Daily Digest – January 5: Time for Federal Regulations for Predatory Payday Loans
January 5, 2015
By Roosevelt Institute
Roosevelt Institute Fellow Saqib Bhatti’s proposal to allow the Fed to lend directly to municipalities is one of many ideas you can vote on in the Progress Change Institute’s Big Ideas Project. The top 20 ideas will be presented members of Congress. Voting ends on Sunday, January 11. Click here to vote!
CFPB Sets Sights on Payday Loans (WSJ)

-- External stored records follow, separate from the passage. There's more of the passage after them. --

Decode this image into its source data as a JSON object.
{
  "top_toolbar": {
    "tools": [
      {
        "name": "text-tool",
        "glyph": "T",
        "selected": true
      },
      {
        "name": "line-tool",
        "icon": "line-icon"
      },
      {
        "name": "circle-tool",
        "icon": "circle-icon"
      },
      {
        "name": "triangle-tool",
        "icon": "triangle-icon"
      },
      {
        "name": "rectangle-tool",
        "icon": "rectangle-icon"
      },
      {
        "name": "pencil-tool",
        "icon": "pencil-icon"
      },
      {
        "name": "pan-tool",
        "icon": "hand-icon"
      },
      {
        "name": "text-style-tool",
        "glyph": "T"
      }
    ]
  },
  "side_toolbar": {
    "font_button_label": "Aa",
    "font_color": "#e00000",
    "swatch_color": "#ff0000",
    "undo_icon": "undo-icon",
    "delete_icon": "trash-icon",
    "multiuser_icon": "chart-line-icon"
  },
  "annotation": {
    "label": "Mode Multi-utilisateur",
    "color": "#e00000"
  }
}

Alan Zibel reports on the Consumer Financial Protection Bureau’s plans to explore creating new rules to regulate predatory payday lending, the first such rules on a federal level.

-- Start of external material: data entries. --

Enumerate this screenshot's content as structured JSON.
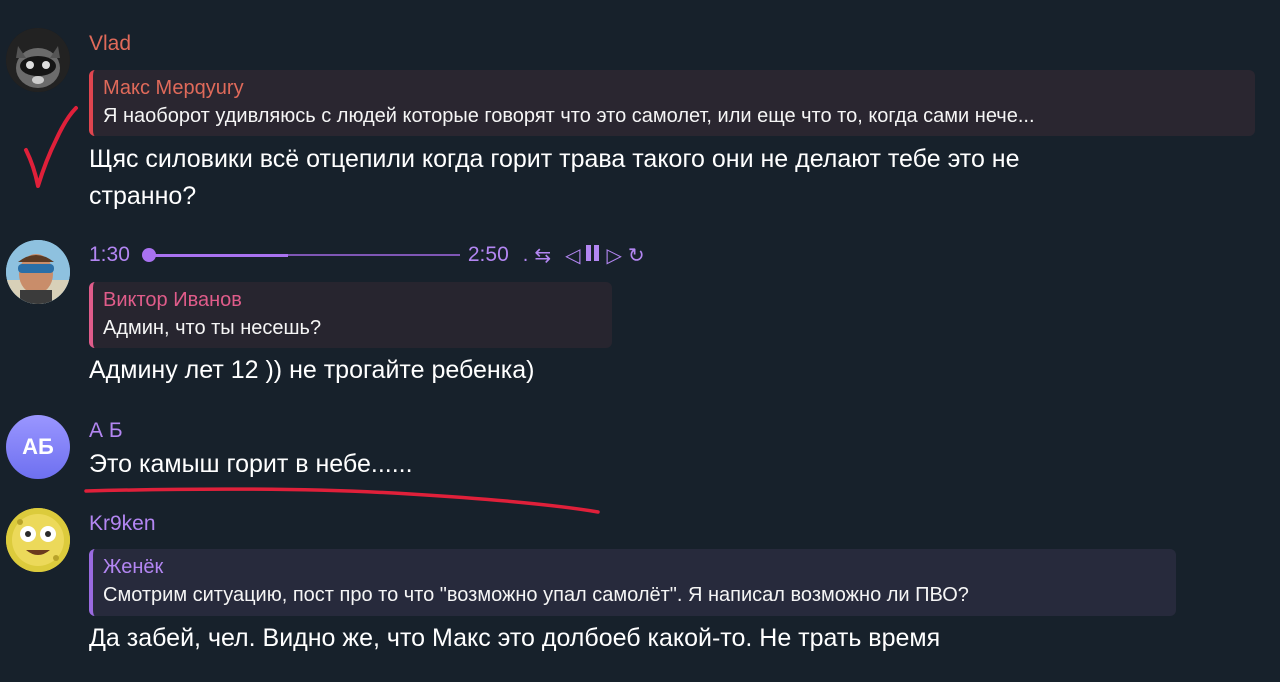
{
  "messages": [
    {
      "author": "Vlad",
      "author_color": "#e06a5a",
      "reply": {
        "name": "Макс Мерqyury",
        "text": "Я наоборот удивляюсь с людей которые говорят что это самолет, или еще что то, когда сами нече..."
      },
      "text_line1": "Щяс силовики  всё  отцепили когда  горит  трава  такого они не делают  тебе это не",
      "text_line2": "странно?"
    },
    {
      "author": "",
      "player": {
        "current": "1:30",
        "total": "2:50",
        "speed": ".",
        "progress": 0.46
      },
      "reply": {
        "name": "Виктор Иванов",
        "text": "Админ, что ты несешь?"
      },
      "text_line1": "Админу лет 12 )) не трогайте ребенка)"
    },
    {
      "author": "А Б",
      "avatar_initials": "АБ",
      "text_line1": "Это камыш горит в небе......"
    },
    {
      "author": "Kr9ken",
      "reply": {
        "name": "Женёк",
        "text": "Смотрим ситуацию, пост про то что \"возможно упал самолёт\". Я написал возможно ли ПВО?"
      },
      "text_line1": "Да забей, чел. Видно же, что Макс это долбоеб какой-то. Не трать время"
    }
  ],
  "colors": {
    "background": "#17212b",
    "vlad": "#e06a5a",
    "reply_pink": "#e05c8a",
    "purple": "#b386f2",
    "annotation_red": "#e0203a"
  }
}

Signs of Economic Promise Are Offering Some Hope for the New Year (NYT)
Rachel Swarns reports on the positive signs that some are seeing, including new jobs for long-term job seekers and raises and more hours for workers at retail chains like Zara.
Don’t Believe What You Hear About the U.S. Economy (AJAM)

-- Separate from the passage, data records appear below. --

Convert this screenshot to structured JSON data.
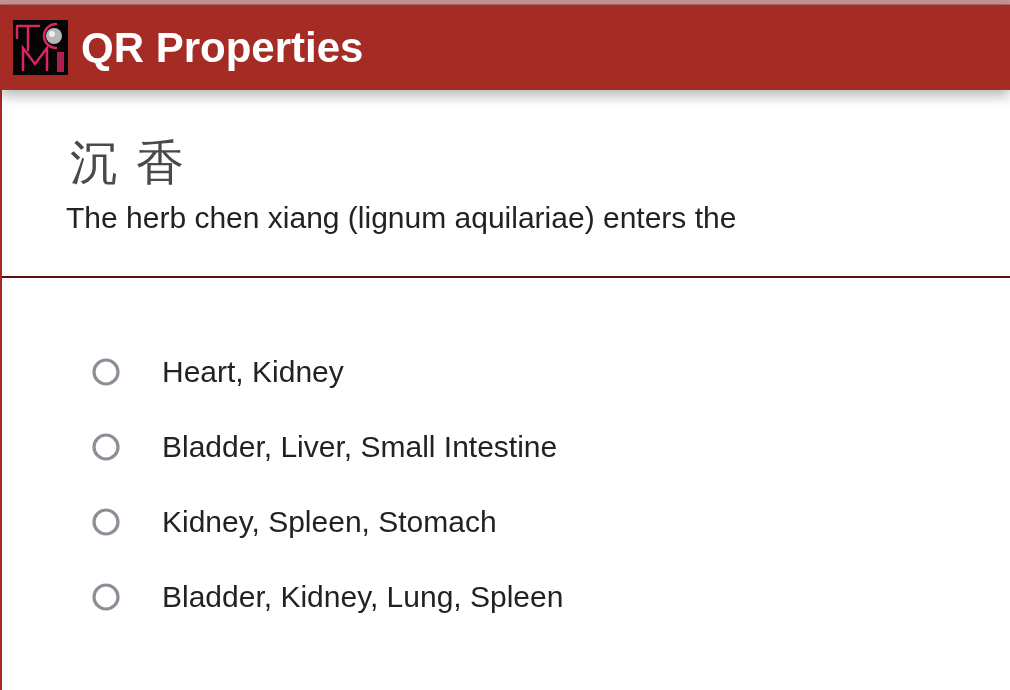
{
  "header": {
    "title": "QR Properties"
  },
  "question": {
    "herb_name": "沉香",
    "text": "The herb chen xiang (lignum aquilariae) enters the"
  },
  "options": [
    {
      "label": "Heart, Kidney",
      "selected": false
    },
    {
      "label": "Bladder, Liver, Small Intestine",
      "selected": false
    },
    {
      "label": "Kidney, Spleen, Stomach",
      "selected": false
    },
    {
      "label": "Bladder, Kidney, Lung, Spleen",
      "selected": false
    }
  ]
}
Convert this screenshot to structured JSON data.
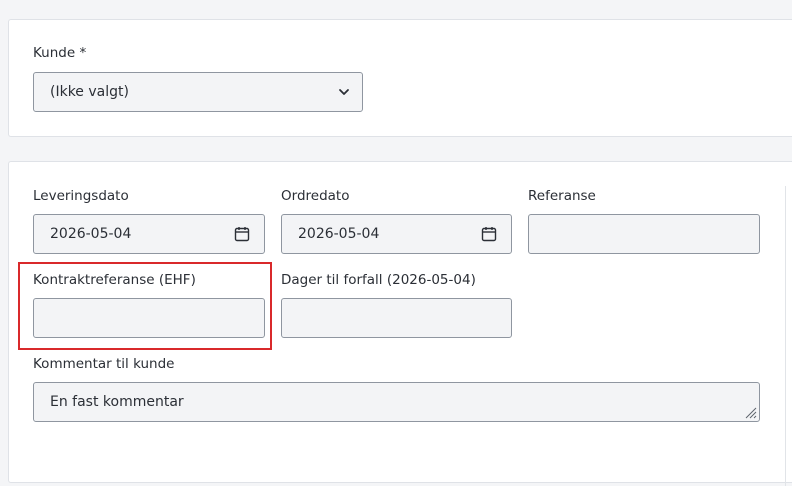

Dean Baker says it’s not yet time to celebrate an economic comeback. Growth is still slow enough that the labor market won’t reach pre-recession numbers by the end of 2015.
Why the Democrats Need Labor Again (Politico Magazine)
Timothy Noah interviews Thomas Geoghegan on his new book, which he describes as a “last-ditch effort for the Democrats” to revive the labor movement and win elections.
California Colleges See Surge in Efforts to Unionize Adjunct Faculty (LA Times)
Larry Gordon speaks to adjunct faculty at some of the private colleges in California that are seeing union organizing on campus for the first time.
Austerity’s End Strengthens U.S. Recovery (MSNBC)
Steve Benen corrects Grover Norquist’s attempt to give Republicans credit for economic growth, pointing to small increases in public spending as proof that austerity didn’t fix anything.
The Five Major Things We Screwed Up in Inequality in 2014 (The Guardian)
Suzanne McGee’s list includes the minimum wage, which she says needs a boost at a federal level, and race and economic opportunity, an issue she says we practically ignored.